The noble Viscount, Lord Samuel, thought that though the Government had done the right thing they had not been generous enough. I hope that is not the case. We are in an immense difficulty in that we might have been thought to err on the other side, and in the present situation of the country that would have been equally unfortunate. I assure the House that the proposals which find a place in this Bill were the subject of most continued and serious thought by the Government before they were produced, and I hope they will be regarded as the happy. if not as the golden, mean. the middle line between what has been and what might be. They are not, of course, ideal, but I think they are about as much as could be expected in the very difficult times in which we live.

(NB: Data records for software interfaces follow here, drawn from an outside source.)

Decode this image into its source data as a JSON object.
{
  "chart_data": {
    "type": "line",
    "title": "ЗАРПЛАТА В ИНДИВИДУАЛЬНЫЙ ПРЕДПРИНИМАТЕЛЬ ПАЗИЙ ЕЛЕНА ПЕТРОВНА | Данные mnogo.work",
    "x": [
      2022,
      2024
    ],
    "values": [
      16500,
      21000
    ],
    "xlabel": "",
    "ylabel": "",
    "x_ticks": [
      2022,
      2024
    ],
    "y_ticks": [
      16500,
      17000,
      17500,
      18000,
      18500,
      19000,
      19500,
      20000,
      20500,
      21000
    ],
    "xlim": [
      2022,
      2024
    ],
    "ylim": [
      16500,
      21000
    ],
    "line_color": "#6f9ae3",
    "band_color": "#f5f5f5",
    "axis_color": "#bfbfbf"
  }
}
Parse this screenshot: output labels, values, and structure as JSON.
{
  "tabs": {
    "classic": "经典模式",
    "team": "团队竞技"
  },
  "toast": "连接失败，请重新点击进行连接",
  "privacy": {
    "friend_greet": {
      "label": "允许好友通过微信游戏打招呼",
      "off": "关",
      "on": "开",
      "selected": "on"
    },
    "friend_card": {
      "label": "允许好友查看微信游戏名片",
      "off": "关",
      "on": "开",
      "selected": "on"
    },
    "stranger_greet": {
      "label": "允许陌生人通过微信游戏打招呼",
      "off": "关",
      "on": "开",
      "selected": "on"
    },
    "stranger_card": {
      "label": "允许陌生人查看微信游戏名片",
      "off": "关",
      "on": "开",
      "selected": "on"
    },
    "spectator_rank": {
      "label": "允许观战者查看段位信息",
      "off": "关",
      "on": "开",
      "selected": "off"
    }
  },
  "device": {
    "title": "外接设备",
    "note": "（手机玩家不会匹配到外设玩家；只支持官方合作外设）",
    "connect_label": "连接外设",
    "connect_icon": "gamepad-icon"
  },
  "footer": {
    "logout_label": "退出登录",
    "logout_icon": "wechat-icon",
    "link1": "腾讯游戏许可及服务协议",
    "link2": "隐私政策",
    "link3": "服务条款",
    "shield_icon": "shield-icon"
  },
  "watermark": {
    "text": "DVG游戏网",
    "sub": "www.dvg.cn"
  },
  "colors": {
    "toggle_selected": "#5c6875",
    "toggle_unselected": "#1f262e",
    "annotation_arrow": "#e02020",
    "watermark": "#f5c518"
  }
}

The noble Lord, Lord Silkin, ranged rather wide and the noble Lord, Lord Milner of Leeds, went wider still and brought in still more categories of those who ought to be considered. I must not be expected to-day to comment on what they said. I thought it was a gratifying tribute not only to their own good nature but to the elastic rules of order of your Lordships' House that the noble Lords should have been able to make their remarks at all. I do not propose to follow them into that debatable ground, but I think I can say, without straying too far from the path of rectitude, that I am sure my noble and learned friend the Lord Chancellor will give his most earnest attention to all the noble Lords have said. It only remains for me once more to thank the House most warmly for the welcome they have given to this Bill. I think that is all that needs to he said at the present stage.

On Question, Bill read 2; Committee negatived.